Having lost the primary in his home state of Florida to Donald Trump, Sen. Marco Rubio has dropped out of the race for the Republican presidential nomination, and his departure may be a telling sign that the GOP is no longer the party of Ronald Reagan.
Of all of the 17 Republican candidates who mounted campaigns in the last year, Rubio, arguably, was the most Reaganesque. Like Reagan, Rubio is a doctrine-driven movement conservative. So is Texas Sen. Ted Cruz, but, unlike Cruz — a shrill cultural warrior — Rubio is able to articulate his deep conservative beliefs in a way that is more inclusive and inspirational, much in the Reagan style. And Rubio, like Reagan, has a smile that’s hard to resist. It’s easy to like the guy, even if you disagree with 90% of his policies.
In his poignant withdrawal speech Tuesday night, Rubio said he was proud that he resisted playing the politics of resentment, division and hate — an obvious allusion to Trump. His conservatism, he said, was built on ideas and principles, not on fear and anger. That sounds pretty Reaganesque (at least the idealized, presidential library version of Reagan that has made people forget the hard-right-wing rhetoric the man employed at various points in his political career).
Despite being modeled on the positive side of the Reagan legacy, Rubio’s candidacy failed for two crucial reasons. First, he does not have the star power that Reagan had among conservatives. (This year’s celebrity candidate is Trump.) Second, a big share of voters in the 2016 Republican primaries do not want a smiling guy with an uplifting, inclusive message — they want someone as angry as they are; someone who will build walls, ban refugees, deport Mexicans, beat up on the media and take America back to a time when gays and minorities knew their proper place in the social pecking order. And if they feel like punching out a protester, they want a guy who says to go ahead and take a swing.
They want Trump, and if he becomes the GOP nominee, the party will be his, not Reagan’s.
In the current issue of Time magazine, Peter Wehner, a policy wonk who served the past three Republican presidents, bemoans the change in his party. He believes Trump is the antithesis of Ronald Reagan.
“The fact that Trump is the favorite to win the Republican presidential nomination shows how far the GOP has drifted from the animating spirit of the most consequential and revered Republican since Abraham Lincoln,” Wehner writes.
He notes that the party was not suddenly transformed when Trump showed up; the change has been long in the making. Reagan was willing to adapt to changed circumstances and find opportunities to make deals with adversaries, from Democratic House Speaker Tip O’Neill to Soviet leader Mikhail Gorbachev. Those who followed him, though, made a rigid, narrow ideology out of Reaganism, turning it into a simplistic anti-tax, anti-government philosophy that has made governing nearly impossible. And they adopted what Wehner terms “apocalyptic rhetoric” that characterizes political adversaries as despicable enemies and sensible compromise as betrayal.

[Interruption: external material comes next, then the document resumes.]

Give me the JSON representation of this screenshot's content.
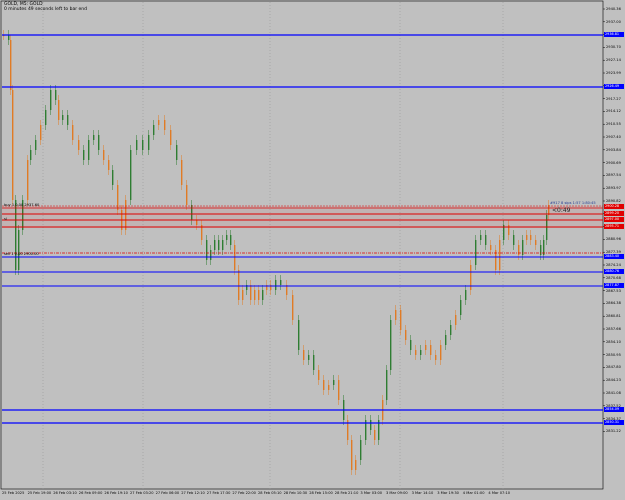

“Such reckless language is evidence of fevered and disordered minds,” Wehner writes, “and paves the way for Trump’s incendiary rhetoric.”
One of Rubio’s biggest demerits in the eyes of much of his party is that he was part of the Senate’s “Gang of Eight” who crafted a compromise immigration reform bill that would have provided a path to legalization for millions of undocumented immigrants now living in the country. Even though Rubio eventually disavowed the bill, the anti-immigrant forces who love Trump never relented in their attacks.
Reagan, of course, was the president who gave amnesty to illegal immigrants back in the 1980s, but that was a different time and a different Republican Party. Today’s GOP not only rejected Rubio, it is rejecting the optimistic openness of Ronald Reagan.